A license is a legally binding agreement between a licensor and licensee that grants the licensee certain rights to use the licensed material. In publishing, a license is typically used to grant another party the right to print, distribute, and sell copies of a work. The terms of the license may specify how many copies can be made, how the work can be used, and for how long the license is valid.
Licenses can be exclusive or non-exclusive. An exclusive license means that the licensee is the only party with the right to use the licensed material in a particular way. A non-exclusive license means that the licensor retains the right to use the licensed material themselves, and can also grant other parties the right to use it.
There are many different types of licenses that can be used in publishing. The most common are print licenses, digital licenses, and syndication licenses.
A print license grants the licensee the right to print copies of the work and sell them to the public. The terms of the print license may specify how many copies can be made, and how the work can be used.

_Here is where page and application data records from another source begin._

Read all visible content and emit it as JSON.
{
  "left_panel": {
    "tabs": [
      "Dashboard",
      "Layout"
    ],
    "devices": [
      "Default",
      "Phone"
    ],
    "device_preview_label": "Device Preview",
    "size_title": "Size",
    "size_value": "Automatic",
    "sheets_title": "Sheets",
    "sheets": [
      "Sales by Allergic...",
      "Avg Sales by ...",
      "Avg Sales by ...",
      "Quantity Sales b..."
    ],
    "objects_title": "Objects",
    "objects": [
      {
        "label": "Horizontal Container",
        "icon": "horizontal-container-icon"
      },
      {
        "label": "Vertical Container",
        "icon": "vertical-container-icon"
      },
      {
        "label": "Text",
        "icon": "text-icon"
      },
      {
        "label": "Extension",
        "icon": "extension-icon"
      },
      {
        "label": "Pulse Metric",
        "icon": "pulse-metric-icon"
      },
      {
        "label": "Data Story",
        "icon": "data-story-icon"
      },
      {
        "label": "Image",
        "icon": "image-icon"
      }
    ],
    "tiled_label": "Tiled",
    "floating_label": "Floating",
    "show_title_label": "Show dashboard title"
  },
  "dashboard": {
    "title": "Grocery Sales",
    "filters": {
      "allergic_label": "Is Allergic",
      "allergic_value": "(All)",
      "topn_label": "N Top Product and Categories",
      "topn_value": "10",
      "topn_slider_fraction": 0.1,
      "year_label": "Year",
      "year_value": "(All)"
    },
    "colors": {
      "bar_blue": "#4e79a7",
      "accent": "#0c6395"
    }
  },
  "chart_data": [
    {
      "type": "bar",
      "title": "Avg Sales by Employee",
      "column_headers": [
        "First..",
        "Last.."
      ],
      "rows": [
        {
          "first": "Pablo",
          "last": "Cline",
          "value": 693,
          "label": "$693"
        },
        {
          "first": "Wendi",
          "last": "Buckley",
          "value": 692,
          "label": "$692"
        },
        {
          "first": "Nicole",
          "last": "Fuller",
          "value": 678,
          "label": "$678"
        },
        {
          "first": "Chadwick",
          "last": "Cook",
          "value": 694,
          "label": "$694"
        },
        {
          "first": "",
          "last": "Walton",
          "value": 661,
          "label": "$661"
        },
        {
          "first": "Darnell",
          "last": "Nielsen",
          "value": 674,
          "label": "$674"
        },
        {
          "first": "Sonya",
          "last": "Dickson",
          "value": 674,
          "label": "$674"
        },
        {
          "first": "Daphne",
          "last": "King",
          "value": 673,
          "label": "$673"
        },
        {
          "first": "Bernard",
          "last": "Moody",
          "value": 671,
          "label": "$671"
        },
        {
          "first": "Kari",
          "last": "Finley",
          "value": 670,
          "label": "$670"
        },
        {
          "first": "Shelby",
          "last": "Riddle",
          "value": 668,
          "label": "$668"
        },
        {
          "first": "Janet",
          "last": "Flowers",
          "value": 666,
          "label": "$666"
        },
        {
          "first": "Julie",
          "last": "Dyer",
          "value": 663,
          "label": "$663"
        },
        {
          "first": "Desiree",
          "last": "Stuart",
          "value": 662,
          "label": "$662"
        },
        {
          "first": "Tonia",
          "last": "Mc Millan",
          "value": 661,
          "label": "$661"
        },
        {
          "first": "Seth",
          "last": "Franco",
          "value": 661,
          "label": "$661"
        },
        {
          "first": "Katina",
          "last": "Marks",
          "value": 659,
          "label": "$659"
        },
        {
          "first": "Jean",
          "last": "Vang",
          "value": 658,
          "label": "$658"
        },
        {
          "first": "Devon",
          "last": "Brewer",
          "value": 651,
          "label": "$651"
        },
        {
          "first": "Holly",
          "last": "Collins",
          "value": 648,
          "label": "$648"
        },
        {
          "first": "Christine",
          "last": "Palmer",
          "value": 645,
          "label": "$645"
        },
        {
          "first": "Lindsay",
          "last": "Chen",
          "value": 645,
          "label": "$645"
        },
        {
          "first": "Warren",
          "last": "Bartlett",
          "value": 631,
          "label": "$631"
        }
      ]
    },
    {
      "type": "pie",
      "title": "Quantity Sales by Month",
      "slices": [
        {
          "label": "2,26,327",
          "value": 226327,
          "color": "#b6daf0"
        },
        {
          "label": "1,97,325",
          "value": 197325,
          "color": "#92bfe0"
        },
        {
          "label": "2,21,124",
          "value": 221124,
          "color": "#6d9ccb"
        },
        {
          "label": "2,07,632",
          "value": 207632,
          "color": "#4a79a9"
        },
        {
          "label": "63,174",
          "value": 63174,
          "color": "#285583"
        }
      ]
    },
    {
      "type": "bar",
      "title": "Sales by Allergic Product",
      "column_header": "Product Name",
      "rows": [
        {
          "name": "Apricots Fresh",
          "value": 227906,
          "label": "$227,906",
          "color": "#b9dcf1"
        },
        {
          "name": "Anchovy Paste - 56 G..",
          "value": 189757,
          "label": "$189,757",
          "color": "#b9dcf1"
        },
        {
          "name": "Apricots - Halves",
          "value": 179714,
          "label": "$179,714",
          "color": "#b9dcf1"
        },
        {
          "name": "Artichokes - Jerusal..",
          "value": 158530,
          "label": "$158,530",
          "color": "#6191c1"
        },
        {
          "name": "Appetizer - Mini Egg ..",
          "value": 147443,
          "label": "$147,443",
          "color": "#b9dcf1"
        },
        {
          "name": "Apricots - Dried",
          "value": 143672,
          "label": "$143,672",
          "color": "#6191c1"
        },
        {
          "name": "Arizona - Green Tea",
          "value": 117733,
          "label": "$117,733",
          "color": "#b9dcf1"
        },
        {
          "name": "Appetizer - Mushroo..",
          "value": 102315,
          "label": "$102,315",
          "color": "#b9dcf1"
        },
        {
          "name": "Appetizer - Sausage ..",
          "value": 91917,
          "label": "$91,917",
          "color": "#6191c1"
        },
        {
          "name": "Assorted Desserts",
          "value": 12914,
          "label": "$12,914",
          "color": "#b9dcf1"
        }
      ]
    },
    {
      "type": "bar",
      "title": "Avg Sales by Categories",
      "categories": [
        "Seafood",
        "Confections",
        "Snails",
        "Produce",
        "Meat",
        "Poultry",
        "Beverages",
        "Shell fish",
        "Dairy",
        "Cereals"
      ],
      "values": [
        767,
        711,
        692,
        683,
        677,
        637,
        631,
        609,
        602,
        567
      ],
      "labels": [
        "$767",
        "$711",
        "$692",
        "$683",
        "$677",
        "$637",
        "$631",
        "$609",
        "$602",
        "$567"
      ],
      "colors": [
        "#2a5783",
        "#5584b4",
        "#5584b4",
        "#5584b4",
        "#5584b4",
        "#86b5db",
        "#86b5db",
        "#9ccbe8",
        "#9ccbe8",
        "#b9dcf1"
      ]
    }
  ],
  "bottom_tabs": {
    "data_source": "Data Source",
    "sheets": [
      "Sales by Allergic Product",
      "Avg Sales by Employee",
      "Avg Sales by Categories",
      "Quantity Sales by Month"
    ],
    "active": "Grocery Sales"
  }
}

The purpose of a license is to give people the right to do something that they wouldn’t be able to do without the license. For example, a license might give someone the right to use a copyrighted song in a movie.

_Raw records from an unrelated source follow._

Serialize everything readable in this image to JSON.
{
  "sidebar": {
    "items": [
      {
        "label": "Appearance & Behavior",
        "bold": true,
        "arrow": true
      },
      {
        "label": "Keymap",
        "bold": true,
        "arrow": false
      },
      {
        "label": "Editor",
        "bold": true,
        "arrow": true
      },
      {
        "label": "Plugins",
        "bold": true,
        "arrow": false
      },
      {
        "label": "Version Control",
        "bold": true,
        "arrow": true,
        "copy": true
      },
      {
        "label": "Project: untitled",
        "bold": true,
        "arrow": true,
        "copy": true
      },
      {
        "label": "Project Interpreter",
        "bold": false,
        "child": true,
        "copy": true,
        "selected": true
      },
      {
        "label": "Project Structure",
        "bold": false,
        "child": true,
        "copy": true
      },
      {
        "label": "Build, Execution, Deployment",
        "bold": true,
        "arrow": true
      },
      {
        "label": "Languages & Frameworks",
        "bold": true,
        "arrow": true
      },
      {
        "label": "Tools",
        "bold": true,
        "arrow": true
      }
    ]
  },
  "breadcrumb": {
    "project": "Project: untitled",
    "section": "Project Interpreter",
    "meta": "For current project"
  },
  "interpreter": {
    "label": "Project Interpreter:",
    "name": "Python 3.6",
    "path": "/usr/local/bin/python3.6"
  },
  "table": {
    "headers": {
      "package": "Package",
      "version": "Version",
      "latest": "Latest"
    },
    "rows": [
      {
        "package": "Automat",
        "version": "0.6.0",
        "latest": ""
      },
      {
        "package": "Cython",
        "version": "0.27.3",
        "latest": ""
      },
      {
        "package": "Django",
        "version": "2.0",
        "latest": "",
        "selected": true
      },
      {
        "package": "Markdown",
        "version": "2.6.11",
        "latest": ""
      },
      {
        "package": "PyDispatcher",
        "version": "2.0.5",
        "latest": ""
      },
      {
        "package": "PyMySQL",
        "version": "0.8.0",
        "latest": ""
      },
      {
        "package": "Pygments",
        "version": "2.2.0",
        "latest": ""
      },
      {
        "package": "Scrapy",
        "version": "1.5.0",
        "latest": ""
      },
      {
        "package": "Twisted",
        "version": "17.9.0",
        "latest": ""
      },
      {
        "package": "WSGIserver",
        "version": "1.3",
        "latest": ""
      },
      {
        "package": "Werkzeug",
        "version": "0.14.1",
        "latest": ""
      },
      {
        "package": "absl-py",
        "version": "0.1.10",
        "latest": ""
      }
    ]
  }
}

The term of a license is important because it sets the amount of time that a licensee has to use the licensed material. If the term is too short, the licensee may not have enough time to fully exploit the material. If the term is too long, the licensor may be unable to get the material back or may have to pay more to the licensee.